# [Data provided]

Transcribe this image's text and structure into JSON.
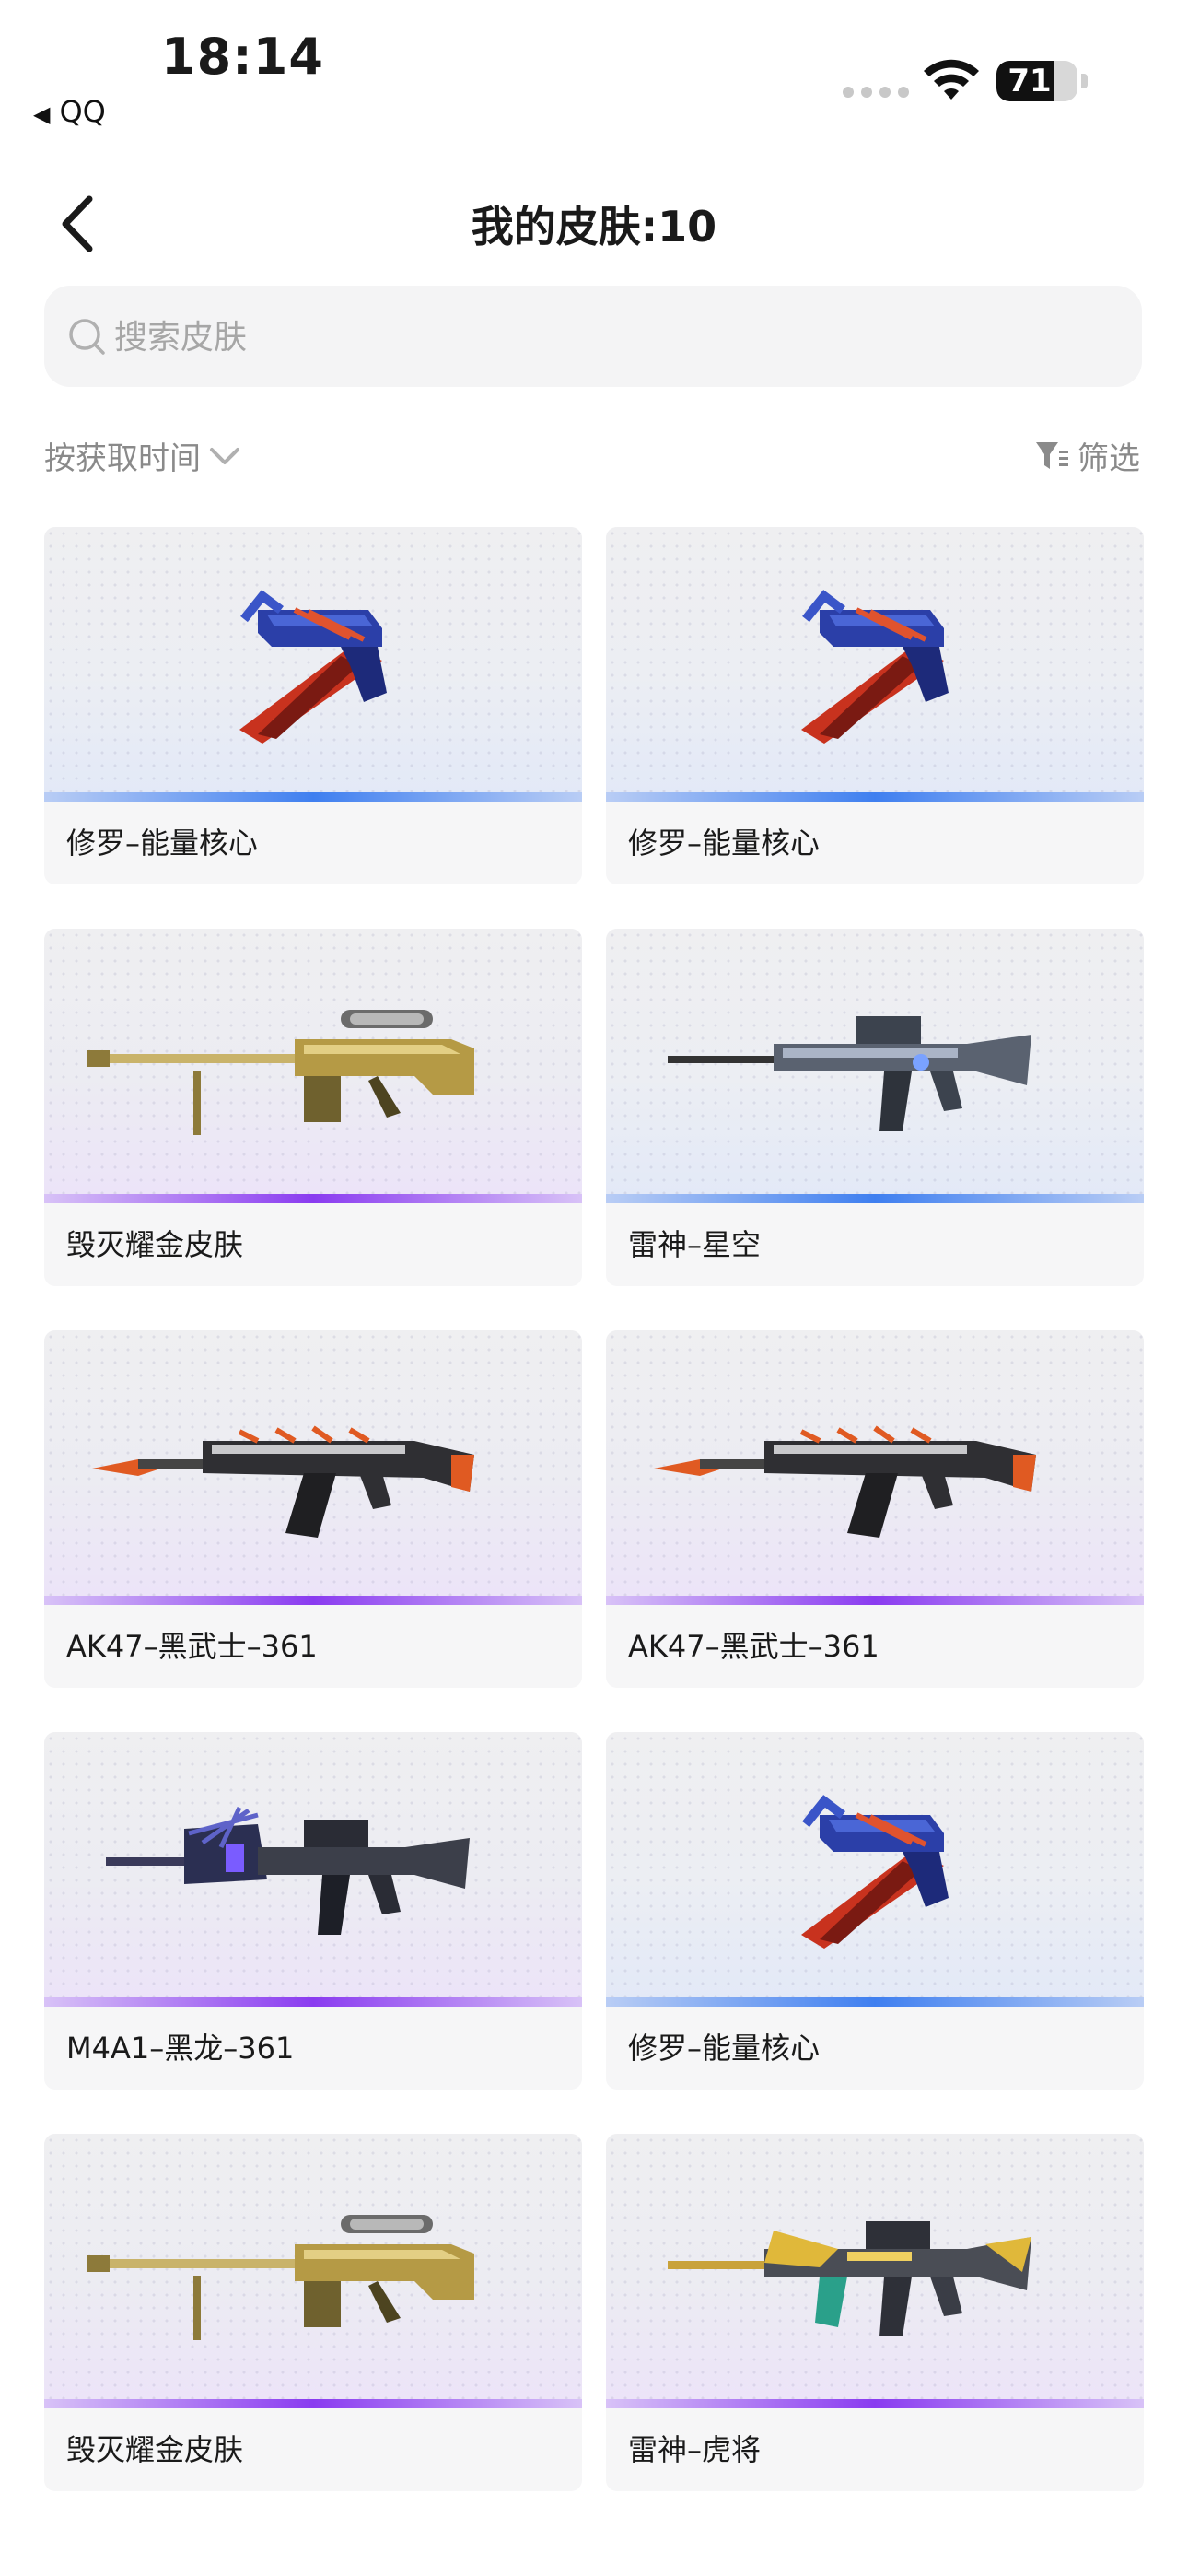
{
  "status_bar": {
    "time": "18:14",
    "back_app": "QQ",
    "battery": "71",
    "battery_level": 0.71
  },
  "nav": {
    "title": "我的皮肤:10"
  },
  "search": {
    "placeholder": "搜索皮肤"
  },
  "sort": {
    "label": "按获取时间"
  },
  "filter": {
    "label": "筛选"
  },
  "skins": [
    {
      "name": "修罗–能量核心",
      "rarity": "blue",
      "weapon": "pistol"
    },
    {
      "name": "修罗–能量核心",
      "rarity": "blue",
      "weapon": "pistol"
    },
    {
      "name": "毁灭耀金皮肤",
      "rarity": "purple",
      "weapon": "sniper"
    },
    {
      "name": "雷神–星空",
      "rarity": "blue",
      "weapon": "rifle-m4"
    },
    {
      "name": "AK47–黑武士–361",
      "rarity": "purple",
      "weapon": "rifle-ak"
    },
    {
      "name": "AK47–黑武士–361",
      "rarity": "purple",
      "weapon": "rifle-ak"
    },
    {
      "name": "M4A1–黑龙–361",
      "rarity": "purple",
      "weapon": "rifle-m4-dragon"
    },
    {
      "name": "修罗–能量核心",
      "rarity": "blue",
      "weapon": "pistol"
    },
    {
      "name": "毁灭耀金皮肤",
      "rarity": "purple",
      "weapon": "sniper"
    },
    {
      "name": "雷神–虎将",
      "rarity": "purple",
      "weapon": "rifle-m4-gold"
    }
  ],
  "colors": {
    "blue_rarity": "#3f7ff0",
    "purple_rarity": "#8a3bf0"
  }
}
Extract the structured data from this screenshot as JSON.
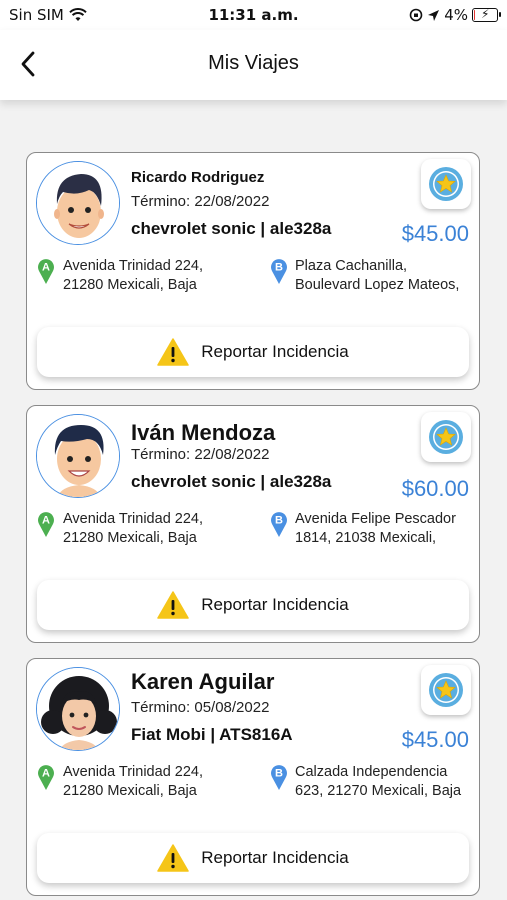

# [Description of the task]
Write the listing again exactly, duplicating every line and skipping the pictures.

# [Exercise answer]
Transcribe this image's text and structure into JSON.
{
  "status_bar": {
    "time": "18:14",
    "back_app": "QQ",
    "battery": "71",
    "battery_level": 0.71
  },
  "nav": {
    "title": "我的皮肤:10"
  },
  "search": {
    "placeholder": "搜索皮肤"
  },
  "sort": {
    "label": "按获取时间"
  },
  "filter": {
    "label": "筛选"
  },
  "skins": [
    {
      "name": "修罗–能量核心",
      "rarity": "blue",
      "weapon": "pistol"
    },
    {
      "name": "修罗–能量核心",
      "rarity": "blue",
      "weapon": "pistol"
    },
    {
      "name": "毁灭耀金皮肤",
      "rarity": "purple",
      "weapon": "sniper"
    },
    {
      "name": "雷神–星空",
      "rarity": "blue",
      "weapon": "rifle-m4"
    },
    {
      "name": "AK47–黑武士–361",
      "rarity": "purple",
      "weapon": "rifle-ak"
    },
    {
      "name": "AK47–黑武士–361",
      "rarity": "purple",
      "weapon": "rifle-ak"
    },
    {
      "name": "M4A1–黑龙–361",
      "rarity": "purple",
      "weapon": "rifle-m4-dragon"
    },
    {
      "name": "修罗–能量核心",
      "rarity": "blue",
      "weapon": "pistol"
    },
    {
      "name": "毁灭耀金皮肤",
      "rarity": "purple",
      "weapon": "sniper"
    },
    {
      "name": "雷神–虎将",
      "rarity": "purple",
      "weapon": "rifle-m4-gold"
    }
  ],
  "colors": {
    "blue_rarity": "#3f7ff0",
    "purple_rarity": "#8a3bf0"
  }
}
Extract the structured data from this screenshot as JSON.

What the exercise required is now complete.